We’ve all had tough bosses. Ones that gave us lots of crap, or never seemed happy with our performance. Over my career, I had a multitude of bosses, but it wasn’t until I realized that I was my own boss that I determined they all benefitted me. They even made me a better professional and person.
It was the realization that I and I only was the determiner of my future that I saw those bosses in a different perspective. I even cherished the times they ripped into me, especially in the early learning years of my career. Why, you say? Because I learned from each of them to see things their way, not necessarily mine. This gave me an understanding of different thinking.
A lot of time they were correct. But most importantly, I learned that they were not the important ones to building a complete career, but rather I was. Only me.
I’ve mentioned before that I was laid off four times in my career. I didn’t like it and vowed to make sure it did not happen again.
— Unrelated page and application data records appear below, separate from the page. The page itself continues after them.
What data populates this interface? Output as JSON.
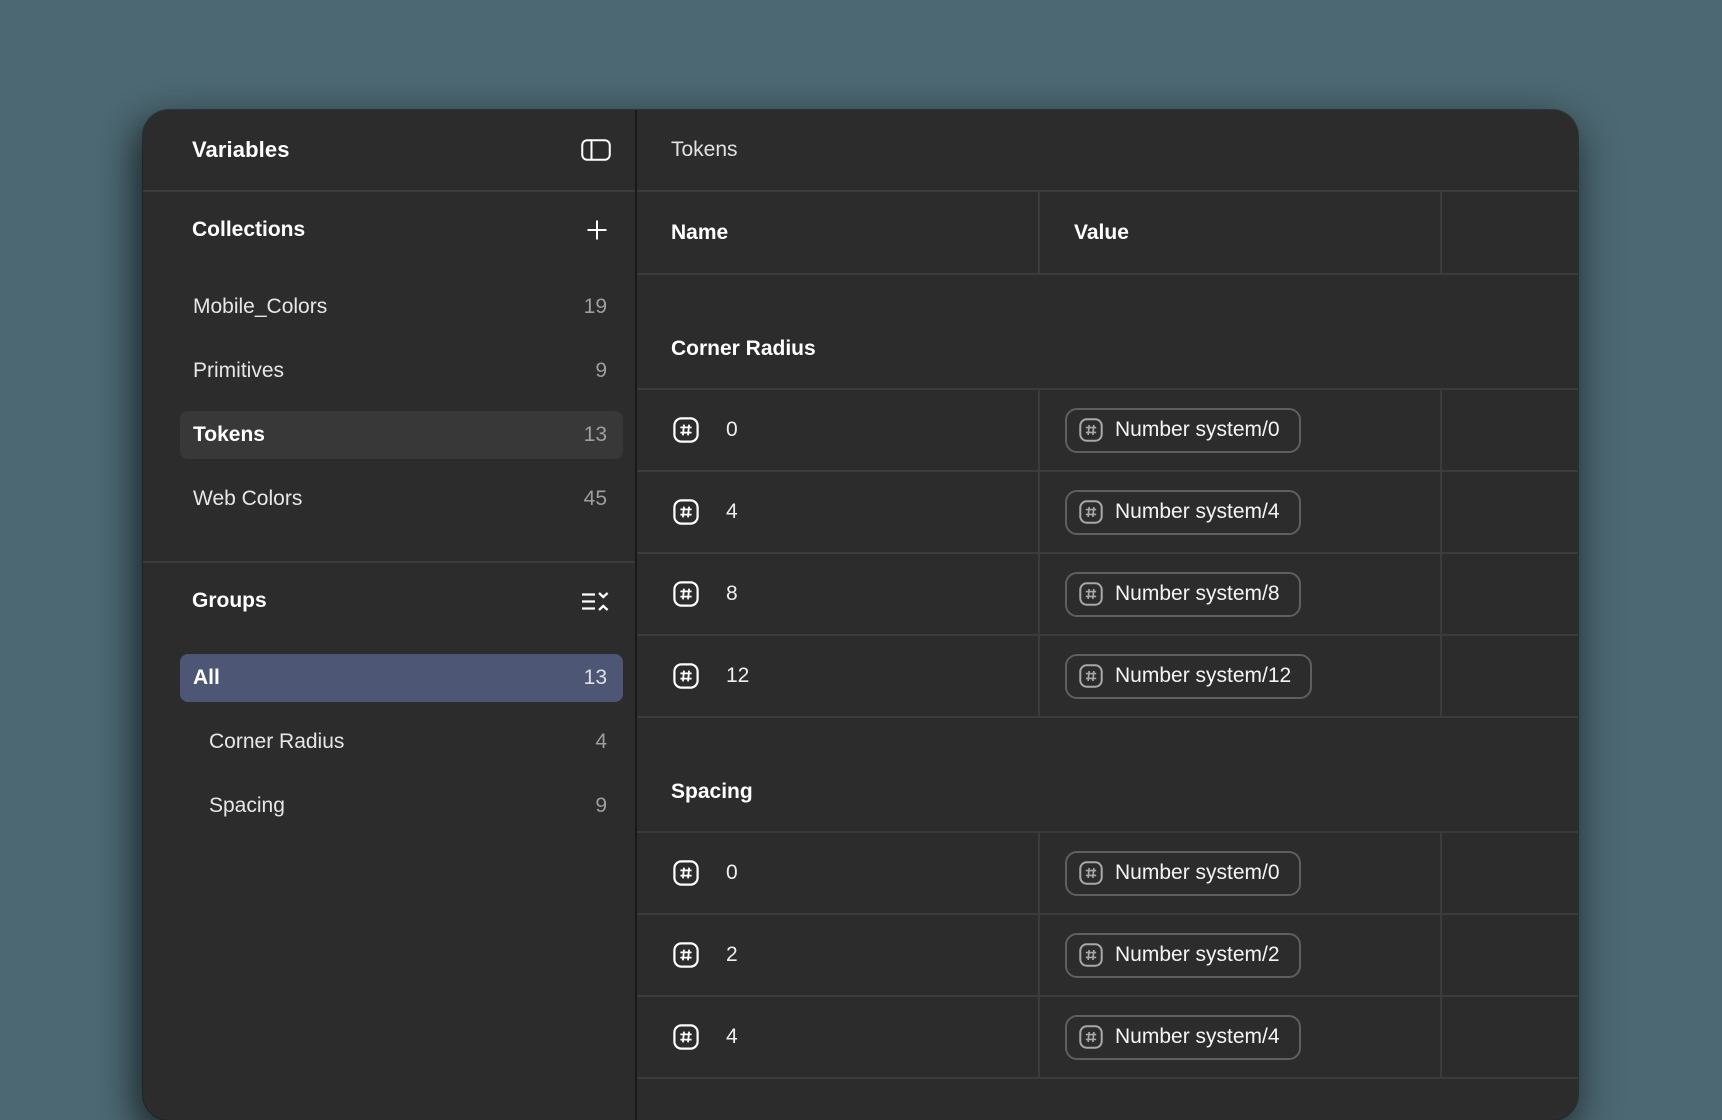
{
  "colors": {
    "desktop_bg": "#4C6872",
    "window_bg": "#2C2C2C",
    "divider": "#3B3B3B",
    "panel_divider": "#191919",
    "selected_item_bg": "#383838",
    "selected_group_bg": "#4D5674",
    "count": "#9E9E9E",
    "chip_border": "#5F5F5F",
    "chip_icon": "#A8A8A8"
  },
  "icons": {
    "sidebar_toggle": "panel-layout-icon",
    "add_collection": "plus-icon",
    "collapse_groups": "collapse-list-icon",
    "number_variable": "number-variable-icon"
  },
  "sidebar": {
    "title": "Variables",
    "collections": {
      "label": "Collections",
      "items": [
        {
          "label": "Mobile_Colors",
          "count": "19",
          "selected": false,
          "indent": false
        },
        {
          "label": "Primitives",
          "count": "9",
          "selected": false,
          "indent": false
        },
        {
          "label": "Tokens",
          "count": "13",
          "selected": true,
          "indent": false
        },
        {
          "label": "Web Colors",
          "count": "45",
          "selected": false,
          "indent": false
        }
      ]
    },
    "groups": {
      "label": "Groups",
      "items": [
        {
          "label": "All",
          "count": "13",
          "selected": true,
          "indent": false
        },
        {
          "label": "Corner Radius",
          "count": "4",
          "selected": false,
          "indent": true
        },
        {
          "label": "Spacing",
          "count": "9",
          "selected": false,
          "indent": true
        }
      ]
    }
  },
  "main": {
    "title": "Tokens",
    "columns": [
      "Name",
      "Value"
    ],
    "groups": [
      {
        "name": "Corner Radius",
        "rows": [
          {
            "name": "0",
            "value": "Number system/0"
          },
          {
            "name": "4",
            "value": "Number system/4"
          },
          {
            "name": "8",
            "value": "Number system/8"
          },
          {
            "name": "12",
            "value": "Number system/12"
          }
        ]
      },
      {
        "name": "Spacing",
        "rows": [
          {
            "name": "0",
            "value": "Number system/0"
          },
          {
            "name": "2",
            "value": "Number system/2"
          },
          {
            "name": "4",
            "value": "Number system/4"
          }
        ]
      }
    ]
  }
}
When I did that, without knowing it, I became my own boss.
That was when I began my unrelenting drive to learn more always more about my profession, to network so well that there would be few, if any, situations where I would not know someone, and to build my personal brand, my reputation.
Without knowing it, I began strengthening the things that no boss or corporation could take away from me. These things were owned by me. And, if I were to ever be laid off again, bingo-bango, these things would take over and lead me to a successful future.
That is exactly what happened in 1996 when things in my career were headed toward some boss somewhere making a decision about me (and my future). But I beat him or her to it and started my own company where my knowledge, network and reputation took over and helped establish my company.
That is the power of ownership. You, too, can have it. Have an unrelenting drive to make yourself the best you can be. Never stop learning, networking and building your reputation. You should be the one boss in your career that can never be satisfied with where you are. Maybe that makes you, “The Boss from Hell.” But, it will pay off.
In the future I will talk about what I did to make myself the best I could be. No, I did not succeed but I never stopped trying and still haven’t.